You can also work around the problem as follows: Choose a DNS server to be the "master" DNS server. Then, configure a preferred DNS server for this server, and point it to itself. Finally, have the other servers all point to this DNS server as their preferred DNS server. You can configure alternate DNS servers for any DNS server except the "master," but never point any of the DNS/DC servers to themselves.

The moral of this story: If you're using Active Directory-integrated zones on Win2K-based DCs in a forest root domain, don't point DNS servers to themselves. (This problem doesn't affect Windows 2003-based systems.)

An Old HOSTS File Keeps You from Finding a Server
Recently, a reader asked for my help with a mysterious DNS problem. One computer—only one!—in his intranet couldn't connect to a particular DC. The computer had no troubles with other DCs in the network, and no other systems had trouble connecting to this DC. What was the trouble?

I ran through a list of possible problems and solutions, but none helped. Unhappily, I admitted that I was out of ideas. He emailed me back a few weeks later with the answer: a HOSTS file!

In \winnt\system32\drivers\etc (on Win2K systems) or \windows\system32\drivers (on Windows XP and Windows 2003 systems), you'll find a text file named HOSTS (no file extension). Before DNS, HOSTS files answered such questions as "What's the IP address of a machine with this name?" HOSTS is just a simple list of IP address/computer name combinations and explanatory comments starting with a number sign (#). HOSTS is largely unused now save for the occasional troubleshooting need, but every TCP/IP stack I've ever seen still supports HOSTS. Your HOSTS file probably contains only one non-comment line—"127.0.0.1 localhost"—which will cause your system to recognize the name "localhost" as itself. (The IP address 127.0.0.1 is the special IP "loopback" address, so pinging "localhost" causes your system to ping itself.)

However, suppose you had a local DC called dc4.bigfirm.biz at 192.168.4.2. If you queried a DNS server for the IP address of dc4.bigfirm.biz, you'd get an answer of 192.168.4.2. But now suppose that someone has put a record such as 10.0.0.5 dc4.bigfirm.biz in your client PC's HOSTS file. Whenever your system tries to resolve the name dc4.bigfirm.biz, your client PC might get two answers: 192.168.4.2 from DNS and 10.0.0.5 from HOSTS. Who wins? HOSTS. In fact, your system first asks HOSTS, and if HOSTS has an answer, your system doesn't even bother checking with DNS. For some reason, the aforementioned reader's PC had a HOSTS file entry that referred to the DC in question, but the HOSTS file had the wrong IP address for that DC.

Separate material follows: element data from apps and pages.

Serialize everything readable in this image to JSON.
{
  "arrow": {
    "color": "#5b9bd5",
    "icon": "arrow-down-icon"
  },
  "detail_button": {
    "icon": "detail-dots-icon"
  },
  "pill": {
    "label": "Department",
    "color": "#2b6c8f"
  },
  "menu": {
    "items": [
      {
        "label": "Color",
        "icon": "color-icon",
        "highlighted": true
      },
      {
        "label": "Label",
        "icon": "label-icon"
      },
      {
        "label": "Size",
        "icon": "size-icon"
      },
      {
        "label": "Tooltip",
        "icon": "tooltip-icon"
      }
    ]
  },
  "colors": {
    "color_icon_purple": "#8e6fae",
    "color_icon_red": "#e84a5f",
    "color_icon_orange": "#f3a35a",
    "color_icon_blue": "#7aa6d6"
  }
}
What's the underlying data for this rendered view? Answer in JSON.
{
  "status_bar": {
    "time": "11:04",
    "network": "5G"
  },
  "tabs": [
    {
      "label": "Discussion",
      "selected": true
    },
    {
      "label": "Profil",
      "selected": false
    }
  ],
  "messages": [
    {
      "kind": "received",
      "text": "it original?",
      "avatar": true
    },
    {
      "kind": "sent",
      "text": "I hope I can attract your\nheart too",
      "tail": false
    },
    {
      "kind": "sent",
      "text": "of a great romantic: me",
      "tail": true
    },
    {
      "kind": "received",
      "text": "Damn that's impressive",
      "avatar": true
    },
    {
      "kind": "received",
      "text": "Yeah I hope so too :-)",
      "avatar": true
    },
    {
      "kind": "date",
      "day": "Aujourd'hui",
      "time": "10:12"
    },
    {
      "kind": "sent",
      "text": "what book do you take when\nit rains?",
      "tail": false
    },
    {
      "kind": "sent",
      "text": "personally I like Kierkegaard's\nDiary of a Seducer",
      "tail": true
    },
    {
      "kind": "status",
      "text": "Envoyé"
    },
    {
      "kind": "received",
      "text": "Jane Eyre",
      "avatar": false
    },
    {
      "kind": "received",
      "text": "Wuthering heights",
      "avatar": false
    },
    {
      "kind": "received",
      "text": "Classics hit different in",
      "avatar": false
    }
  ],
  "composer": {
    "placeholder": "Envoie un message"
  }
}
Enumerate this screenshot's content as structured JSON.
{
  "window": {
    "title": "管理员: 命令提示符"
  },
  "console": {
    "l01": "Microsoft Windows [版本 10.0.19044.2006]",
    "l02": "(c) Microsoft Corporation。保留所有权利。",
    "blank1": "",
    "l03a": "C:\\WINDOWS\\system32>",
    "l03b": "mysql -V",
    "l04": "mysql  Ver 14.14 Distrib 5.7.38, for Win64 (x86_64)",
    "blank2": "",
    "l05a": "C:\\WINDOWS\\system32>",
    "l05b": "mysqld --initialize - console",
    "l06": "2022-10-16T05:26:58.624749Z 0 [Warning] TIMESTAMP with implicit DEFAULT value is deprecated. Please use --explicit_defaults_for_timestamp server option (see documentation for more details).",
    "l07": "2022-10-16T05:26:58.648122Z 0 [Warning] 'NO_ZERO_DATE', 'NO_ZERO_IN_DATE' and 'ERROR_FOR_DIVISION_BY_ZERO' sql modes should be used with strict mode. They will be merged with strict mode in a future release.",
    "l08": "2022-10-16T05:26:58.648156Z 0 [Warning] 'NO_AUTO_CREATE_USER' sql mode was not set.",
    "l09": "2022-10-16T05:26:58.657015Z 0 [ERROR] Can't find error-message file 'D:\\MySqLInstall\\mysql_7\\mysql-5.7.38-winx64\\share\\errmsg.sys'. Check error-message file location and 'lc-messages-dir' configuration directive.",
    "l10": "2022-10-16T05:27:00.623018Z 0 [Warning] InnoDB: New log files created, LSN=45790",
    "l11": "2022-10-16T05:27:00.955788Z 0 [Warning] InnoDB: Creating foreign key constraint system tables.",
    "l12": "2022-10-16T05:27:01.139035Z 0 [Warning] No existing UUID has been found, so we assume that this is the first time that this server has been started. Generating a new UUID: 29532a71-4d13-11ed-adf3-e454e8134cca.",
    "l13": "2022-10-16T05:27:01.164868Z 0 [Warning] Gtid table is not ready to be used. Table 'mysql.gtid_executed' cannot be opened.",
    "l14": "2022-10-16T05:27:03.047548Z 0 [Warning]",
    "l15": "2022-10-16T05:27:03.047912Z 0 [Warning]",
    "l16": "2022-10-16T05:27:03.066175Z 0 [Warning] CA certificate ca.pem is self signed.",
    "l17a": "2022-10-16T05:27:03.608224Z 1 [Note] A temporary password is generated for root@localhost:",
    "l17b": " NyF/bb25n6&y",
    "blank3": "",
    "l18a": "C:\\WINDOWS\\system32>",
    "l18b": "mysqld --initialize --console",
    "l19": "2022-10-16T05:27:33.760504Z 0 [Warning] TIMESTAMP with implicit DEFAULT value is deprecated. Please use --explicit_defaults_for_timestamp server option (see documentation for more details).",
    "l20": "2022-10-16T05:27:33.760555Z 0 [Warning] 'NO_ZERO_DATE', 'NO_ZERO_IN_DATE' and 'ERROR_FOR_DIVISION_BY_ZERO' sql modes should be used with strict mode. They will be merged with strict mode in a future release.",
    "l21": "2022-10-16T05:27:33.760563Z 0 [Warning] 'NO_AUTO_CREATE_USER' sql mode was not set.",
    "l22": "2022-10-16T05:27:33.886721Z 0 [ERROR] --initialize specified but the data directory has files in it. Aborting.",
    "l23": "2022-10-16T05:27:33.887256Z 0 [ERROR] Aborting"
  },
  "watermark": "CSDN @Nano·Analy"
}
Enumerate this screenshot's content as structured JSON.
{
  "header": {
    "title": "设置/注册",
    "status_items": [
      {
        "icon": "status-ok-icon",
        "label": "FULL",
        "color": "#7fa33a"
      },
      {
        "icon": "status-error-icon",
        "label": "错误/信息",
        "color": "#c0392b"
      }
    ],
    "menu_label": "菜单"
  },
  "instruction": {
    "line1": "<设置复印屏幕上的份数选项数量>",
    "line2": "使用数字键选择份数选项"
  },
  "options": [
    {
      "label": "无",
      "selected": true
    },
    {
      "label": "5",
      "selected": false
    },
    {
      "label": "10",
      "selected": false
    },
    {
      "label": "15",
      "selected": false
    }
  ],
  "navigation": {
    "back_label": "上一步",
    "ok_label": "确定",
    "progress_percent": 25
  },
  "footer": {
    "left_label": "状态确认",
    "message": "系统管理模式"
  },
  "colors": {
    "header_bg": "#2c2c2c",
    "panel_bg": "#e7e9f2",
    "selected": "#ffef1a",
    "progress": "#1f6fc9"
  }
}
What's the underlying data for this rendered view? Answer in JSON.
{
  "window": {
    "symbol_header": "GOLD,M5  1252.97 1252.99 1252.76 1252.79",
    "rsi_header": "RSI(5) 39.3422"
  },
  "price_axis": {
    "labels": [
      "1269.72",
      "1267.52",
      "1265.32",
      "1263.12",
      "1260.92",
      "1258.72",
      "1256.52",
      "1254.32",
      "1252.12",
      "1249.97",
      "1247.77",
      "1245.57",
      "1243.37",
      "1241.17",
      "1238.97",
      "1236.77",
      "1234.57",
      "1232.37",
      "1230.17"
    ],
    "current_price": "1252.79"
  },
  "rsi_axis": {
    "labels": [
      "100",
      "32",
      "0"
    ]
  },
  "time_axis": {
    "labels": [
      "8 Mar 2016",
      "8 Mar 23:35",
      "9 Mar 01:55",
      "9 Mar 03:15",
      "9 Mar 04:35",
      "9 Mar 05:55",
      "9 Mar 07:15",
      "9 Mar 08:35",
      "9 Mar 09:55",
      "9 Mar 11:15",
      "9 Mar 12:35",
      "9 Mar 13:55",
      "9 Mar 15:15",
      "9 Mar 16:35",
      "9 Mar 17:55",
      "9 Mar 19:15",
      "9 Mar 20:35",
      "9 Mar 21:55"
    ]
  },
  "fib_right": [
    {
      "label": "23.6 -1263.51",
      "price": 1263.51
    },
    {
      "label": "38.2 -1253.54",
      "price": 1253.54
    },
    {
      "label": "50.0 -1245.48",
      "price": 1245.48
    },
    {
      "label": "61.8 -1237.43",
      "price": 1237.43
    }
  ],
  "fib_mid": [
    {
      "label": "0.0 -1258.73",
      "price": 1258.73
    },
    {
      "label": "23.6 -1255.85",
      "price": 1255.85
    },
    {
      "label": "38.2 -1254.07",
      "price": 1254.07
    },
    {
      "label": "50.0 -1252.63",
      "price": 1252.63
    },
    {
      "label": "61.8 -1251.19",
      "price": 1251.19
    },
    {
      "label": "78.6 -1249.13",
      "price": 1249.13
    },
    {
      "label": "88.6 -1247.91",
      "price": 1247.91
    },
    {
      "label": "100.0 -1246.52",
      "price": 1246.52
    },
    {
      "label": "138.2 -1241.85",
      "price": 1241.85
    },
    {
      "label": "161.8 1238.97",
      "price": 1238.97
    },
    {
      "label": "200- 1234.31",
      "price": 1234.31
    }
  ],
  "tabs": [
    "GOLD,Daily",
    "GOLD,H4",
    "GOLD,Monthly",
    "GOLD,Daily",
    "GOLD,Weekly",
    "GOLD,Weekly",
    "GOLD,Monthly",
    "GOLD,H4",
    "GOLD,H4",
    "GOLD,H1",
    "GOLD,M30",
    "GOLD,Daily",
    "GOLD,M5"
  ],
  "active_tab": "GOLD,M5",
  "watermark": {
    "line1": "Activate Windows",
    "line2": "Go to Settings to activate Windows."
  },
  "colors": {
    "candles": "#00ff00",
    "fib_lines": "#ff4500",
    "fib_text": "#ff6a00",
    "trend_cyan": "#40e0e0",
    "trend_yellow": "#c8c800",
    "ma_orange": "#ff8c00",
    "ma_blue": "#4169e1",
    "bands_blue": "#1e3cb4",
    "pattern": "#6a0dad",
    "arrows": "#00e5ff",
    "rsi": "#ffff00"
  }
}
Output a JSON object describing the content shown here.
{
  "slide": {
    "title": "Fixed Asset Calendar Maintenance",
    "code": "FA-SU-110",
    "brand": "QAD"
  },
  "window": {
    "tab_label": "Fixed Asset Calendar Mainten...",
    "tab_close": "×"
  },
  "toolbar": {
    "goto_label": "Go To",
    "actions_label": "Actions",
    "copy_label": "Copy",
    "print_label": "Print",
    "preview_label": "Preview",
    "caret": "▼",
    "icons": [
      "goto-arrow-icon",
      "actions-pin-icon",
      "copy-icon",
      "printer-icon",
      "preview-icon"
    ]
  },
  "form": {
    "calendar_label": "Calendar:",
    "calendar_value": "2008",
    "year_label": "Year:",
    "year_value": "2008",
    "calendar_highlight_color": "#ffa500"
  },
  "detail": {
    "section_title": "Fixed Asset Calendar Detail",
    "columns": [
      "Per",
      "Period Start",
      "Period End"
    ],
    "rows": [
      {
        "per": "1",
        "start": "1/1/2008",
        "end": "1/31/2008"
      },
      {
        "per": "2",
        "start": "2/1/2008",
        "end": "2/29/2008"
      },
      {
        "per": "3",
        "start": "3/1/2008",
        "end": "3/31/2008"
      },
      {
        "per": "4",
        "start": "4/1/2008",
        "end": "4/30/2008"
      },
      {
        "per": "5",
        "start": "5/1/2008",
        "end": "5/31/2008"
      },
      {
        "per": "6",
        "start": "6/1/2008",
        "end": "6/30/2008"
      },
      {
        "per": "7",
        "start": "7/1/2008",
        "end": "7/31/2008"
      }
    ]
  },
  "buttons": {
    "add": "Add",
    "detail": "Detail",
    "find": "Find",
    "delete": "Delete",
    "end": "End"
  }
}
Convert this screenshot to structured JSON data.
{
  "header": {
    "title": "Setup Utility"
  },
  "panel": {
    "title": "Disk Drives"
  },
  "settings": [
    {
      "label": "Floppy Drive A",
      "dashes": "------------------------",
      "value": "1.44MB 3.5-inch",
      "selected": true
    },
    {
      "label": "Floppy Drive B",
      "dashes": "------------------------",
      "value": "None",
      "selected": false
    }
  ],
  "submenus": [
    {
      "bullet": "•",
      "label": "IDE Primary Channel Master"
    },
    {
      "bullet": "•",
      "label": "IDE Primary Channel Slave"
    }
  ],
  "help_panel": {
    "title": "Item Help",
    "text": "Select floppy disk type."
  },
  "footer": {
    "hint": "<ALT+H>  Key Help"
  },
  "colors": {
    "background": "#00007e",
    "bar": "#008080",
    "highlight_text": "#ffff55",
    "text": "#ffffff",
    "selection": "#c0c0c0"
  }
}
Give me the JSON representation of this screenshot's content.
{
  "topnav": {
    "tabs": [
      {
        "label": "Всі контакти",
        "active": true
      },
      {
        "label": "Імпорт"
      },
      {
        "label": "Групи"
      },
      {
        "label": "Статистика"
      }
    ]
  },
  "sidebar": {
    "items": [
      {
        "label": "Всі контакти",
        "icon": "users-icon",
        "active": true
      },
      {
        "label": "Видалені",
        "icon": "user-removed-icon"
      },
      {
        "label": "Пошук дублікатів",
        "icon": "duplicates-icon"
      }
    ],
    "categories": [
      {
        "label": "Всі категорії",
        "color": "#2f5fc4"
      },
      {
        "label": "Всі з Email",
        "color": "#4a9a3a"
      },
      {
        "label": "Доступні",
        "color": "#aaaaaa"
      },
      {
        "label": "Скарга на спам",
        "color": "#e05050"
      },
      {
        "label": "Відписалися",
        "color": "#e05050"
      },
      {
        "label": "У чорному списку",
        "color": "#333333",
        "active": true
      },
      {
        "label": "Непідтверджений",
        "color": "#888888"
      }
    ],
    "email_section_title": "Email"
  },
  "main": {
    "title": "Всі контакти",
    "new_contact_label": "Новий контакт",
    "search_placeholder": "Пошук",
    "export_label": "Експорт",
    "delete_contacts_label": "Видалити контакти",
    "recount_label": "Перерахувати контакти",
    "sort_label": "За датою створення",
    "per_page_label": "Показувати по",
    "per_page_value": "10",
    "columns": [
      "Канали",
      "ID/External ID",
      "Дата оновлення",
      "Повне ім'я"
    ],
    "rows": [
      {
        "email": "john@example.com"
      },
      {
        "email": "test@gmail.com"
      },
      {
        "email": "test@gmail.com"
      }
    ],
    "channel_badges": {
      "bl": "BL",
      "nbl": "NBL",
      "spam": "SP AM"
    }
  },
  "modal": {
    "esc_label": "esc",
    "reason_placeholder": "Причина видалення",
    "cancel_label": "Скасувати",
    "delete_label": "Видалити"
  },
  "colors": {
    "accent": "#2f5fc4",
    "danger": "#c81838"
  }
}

The moral of this story: When just one system has trouble finding a particular server and no other system has that trouble, look at the troubled system's HOSTS file.

Dcpromo Did the Work
Here's a typical email note: A reader has created an AD implementation with one DC, and that DC works fine, but the reader can't get AD to join any workstations to the domain, nor can the reader get Dcpromo to run on another server to add a second DC. The problem? Dcpromo strikes again.

Dcpromo checks whether you have a sufficient DNS infrastructure—that is, a zone whose name matches your AD implementation's name and that accepts dynamic DNS registration—before it sets up AD. That's a good move, and I'm glad Microsoft designed Dcpromo to perform that check. Unfortunately, the company went further and designed Dcpromo to offer to set up DNS for you. Never let Dcpromo set up DNS. Dcpromo doesn't point the first DC to itself, nor does it instruct you to point all your internal systems to intranet DNS servers, nor does it address any of the other items covered in this article.

The moral of this story: If Dcpromo complains that DNS isn't correctly set up, your best bet is to stop Dcpromo and recheck your DNS infrastructure. You don't want to create an AD implementation atop a wobbly DNS foundation.

Avoid AD Horror
DNS provides a simple function in your network: It connects machines' names and their IP addresses. AD adds to DNS's task the job of keeping lists of DCs and GC servers. But the simplicity of those tasks belies their importance. Without DNS, AD simply won't function. Keep an eye out for these common DNS configuration problems, and your DNS implementation will be trouble-free.